4. The Avnei Milu'im suggests further that when the Gemara says "Mushba v'Omed me'Har Sinai" and "Ein Shevu'ah Chal Al Shevu'ah," its intention is to show that even if the Isur of the Torah and the person's Shevu'ah come into effect at the same time ("b'Vas Achas"), the Shevu'ah still does not take effect even though, normally, when two Isurim come into effect at the same time they do take effect. For example, if a person makes a Shevu'ah prohibiting himself from eating Neveilah, and after he makes the Shevu'ah his animal dies, then even though the animal becomes forbidden to him because of the Isur Torah of Neveilah and because of his Shevu'ah at the same time, the Shevu'ah does not take effect.
The logic for this seems to be similar to the logic mentioned above (in #3). The reason why two Isurim normally can take effect "b'Vas Achas" is that even if they would not create a Chiyuv of Malkus (because of "Ein Isur Chal Al Isur"), nevertheless the Isurim co-exist. However, because of the principle of "Mushba v'Omed me'Har Sinai" (or "Ein Shevu'ah Chal Al Shevu'ah"), the Shevu'ah itself cannot take effect if there is a pre-existing Isur. Therefore, even if the Shevu'ah and Isur take effect simultaneously, the Isur will take effect and the Shevu'ah will not take effect. (This might be true even according to those who disagree with Reish Lakish and maintain that a Shevu'ah does take effect through Isur Kolel.)
However, the Acharonim point out that the Gemara in Makos (22a) implies that even before the animal dies and becomes Neveilah, the Isur Torah was already in effect, and therefore the Isur of Shevu'ah should not take effect when the animal dies, even if the animal dies after the Shevu'ah was made (MISHNAS REBBI AHARON, Yevamos 19; SHI'UREI REBBI SHMUEL, Yevamos 32:270).

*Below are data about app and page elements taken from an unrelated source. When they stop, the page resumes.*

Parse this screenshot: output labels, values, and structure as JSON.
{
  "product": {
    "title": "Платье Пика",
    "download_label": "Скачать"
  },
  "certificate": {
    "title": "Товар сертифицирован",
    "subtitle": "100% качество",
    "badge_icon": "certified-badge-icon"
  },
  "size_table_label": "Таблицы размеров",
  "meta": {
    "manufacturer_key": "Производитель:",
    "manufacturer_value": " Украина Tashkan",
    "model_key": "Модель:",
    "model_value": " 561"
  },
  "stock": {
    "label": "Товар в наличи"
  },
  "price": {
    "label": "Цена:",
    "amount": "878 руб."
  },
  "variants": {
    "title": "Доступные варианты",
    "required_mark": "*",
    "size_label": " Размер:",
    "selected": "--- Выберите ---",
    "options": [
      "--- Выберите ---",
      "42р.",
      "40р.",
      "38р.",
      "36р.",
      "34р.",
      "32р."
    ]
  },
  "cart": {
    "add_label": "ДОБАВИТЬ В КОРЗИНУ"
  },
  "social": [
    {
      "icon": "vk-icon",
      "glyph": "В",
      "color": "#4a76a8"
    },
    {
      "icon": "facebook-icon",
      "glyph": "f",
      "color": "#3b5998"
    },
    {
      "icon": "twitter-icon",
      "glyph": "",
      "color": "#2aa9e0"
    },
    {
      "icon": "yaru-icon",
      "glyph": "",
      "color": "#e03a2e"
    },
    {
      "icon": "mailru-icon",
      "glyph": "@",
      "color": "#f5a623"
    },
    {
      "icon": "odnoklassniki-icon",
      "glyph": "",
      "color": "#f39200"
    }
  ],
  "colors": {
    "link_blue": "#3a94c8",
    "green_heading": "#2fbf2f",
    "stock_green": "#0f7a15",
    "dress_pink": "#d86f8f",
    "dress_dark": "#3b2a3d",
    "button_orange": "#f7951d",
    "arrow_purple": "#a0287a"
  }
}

Moreover, the Acharonim ask that the approach of the Avnei Milu'im is not consistent with the RAMBAM (Hilchos Shevu'os 4:10), who apparently maintains that the second Shevu'ah does take effect to make a more severe Isur.